But after more than five years, I had this gnawing feeling that I wanted to do something of more substance.”
So Mr Denton quit his breakfast radio job, with no idea what he was going to do next.
“I quit and I went home and I gave myself permission to do nothing,” he says. “That’s not as easy as it may sound. We all have a work ethic and, believe it or not, I have an ego. ‘Relevance deprivation syndrome’ set in.
“I used to have to force myself and remind myself that a day where I just read a book, did some cooking, went and kicked a footy with my son, hung about... was a good day.”
Despite the difficulties of ‘doing nothing’, it was an important factor in what came next. Over his six months’ sabbatical, his brain was ‘replenishing and rejuvenating’.
And during this time he noticed something was missing.
“This was the time of Big Brother and the world of reality television. What I saw was missing was anywhere on television where there was an actual conversation about the things that really mattered to us once we stopped gossiping about who was on Big Brother – our kids, our families, death,b work, career how to get through life. The big things and the simple things.”
He set himself a challenge: to create an interview show “based not just on celebrity but on ideas and passions”. The idea was to have “egos out, brains and hearts in”.
The show, he says, would “stand clearly apart from the news and current affairs agenda of the week”. It “absolutely would not be a platform for anyone’s latest book, movie or CD”.
In listing what he wanted from the show, Mr Denton said it “will not be afraid to be funny, and will not be afraid not to”. Ideally, it would “challenge people to think and then challenge their thinking”.
This became the blueprint for Enough Rope, a show which ended up running on the ABC for over five years.
“That would never have happened if I hadn’t decided to seek change,” he says.
“Often, when you try something new, you don’t know what you’re doing... but there are so many people in the world who ‘should have’, ‘could have’, ‘one day I’m going to get there’... But it’s like the ad says: if you want to make something happen, just do it.”
If you want to change things, you have to be prepared to take risks, he says, adding that the bravest people put everything on the line and risk failure to achieve success.
According to Mr Denton, if you’re too scared of failure, you will freeze and the things that you really want to happen will never eventuate.
“In truth, nobody wants to fail, but if you’re not intimidated by the prospect and you’re not afraid to try things ... it’s those people, the ones who put themselves out there – who put themselves in harm’s way – who also end up getting the reward and the immense satisfaction with having dared and won.”
Rules of life

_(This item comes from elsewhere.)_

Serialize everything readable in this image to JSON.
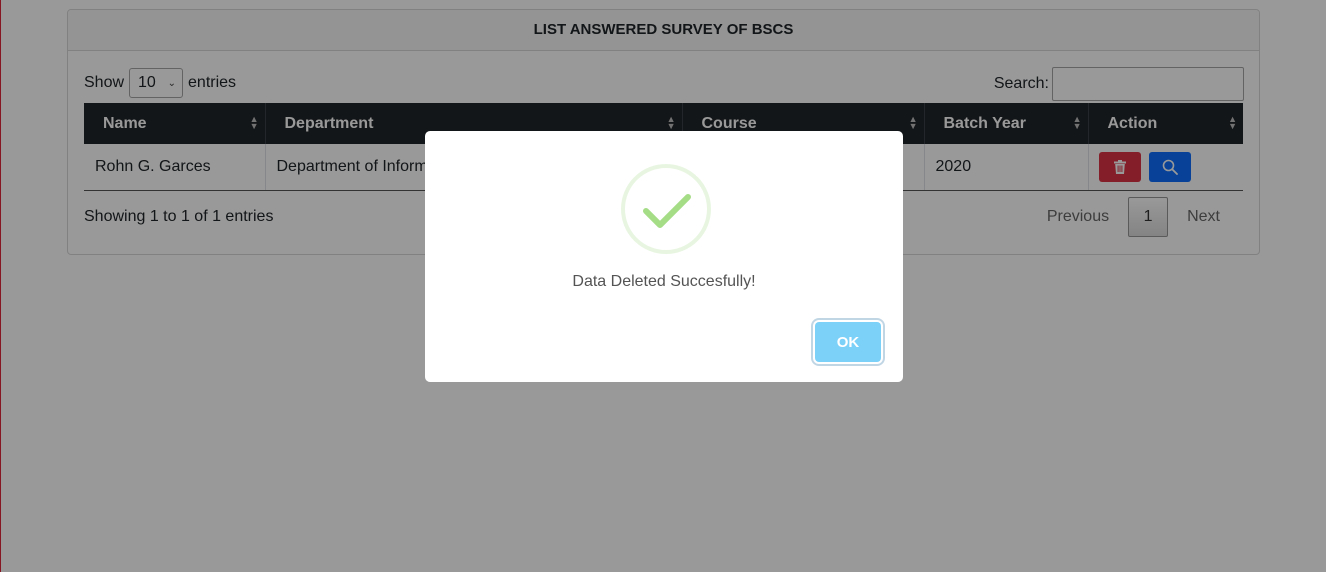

Given the sheer number of people Mr Denton has interviewed in his media career, it should come as no surprise that many of his stories, anecdotes and ‘life lessons’ are told through other people’s experiences.
One of his favourite interviews as host of Enough Rope was Jerry Seinfeld, whom he describes as “the smartest man in world comedy”.
Mr Seinfeld’s ‘three rules of life’, which he detailed on the program, could teach everyone something, according to Mr Denton.
“I just sat down with a pad and paper and I thought, ‘Well, what are my three rules of life?’” Mr Seinfeld said in the interview in 2007. “And I came up with: Bust your arse, pay attention and fall in love.
“Bust your arse is just, basically, whatever you do, kill yourself – work as hard as you can, only good can come of it.
“Pay attention is just, people just don’t notice enough about what’s going on around them. You can absorb and learn from everything around you all the time. Ask people questions all the time.
“And fall in love isn’t really a romantic love... [it’s more like] if I get a really good cup of coffee, I like to go, ‘You know what, just hang on a second.
This is a fantastic cup of coffee. Isn’t this great?’ And I’ll ask everyone, ‘Isn’t this great coffee? ‘Cos you know, it’s not always great. This one is great’.”
Mr Denton echoes Mr Seinfeld’s sentiments and says that if people really do want to succeed, and be leaders in facing change, then they really do need to bust their arse, pay attention and fall in love.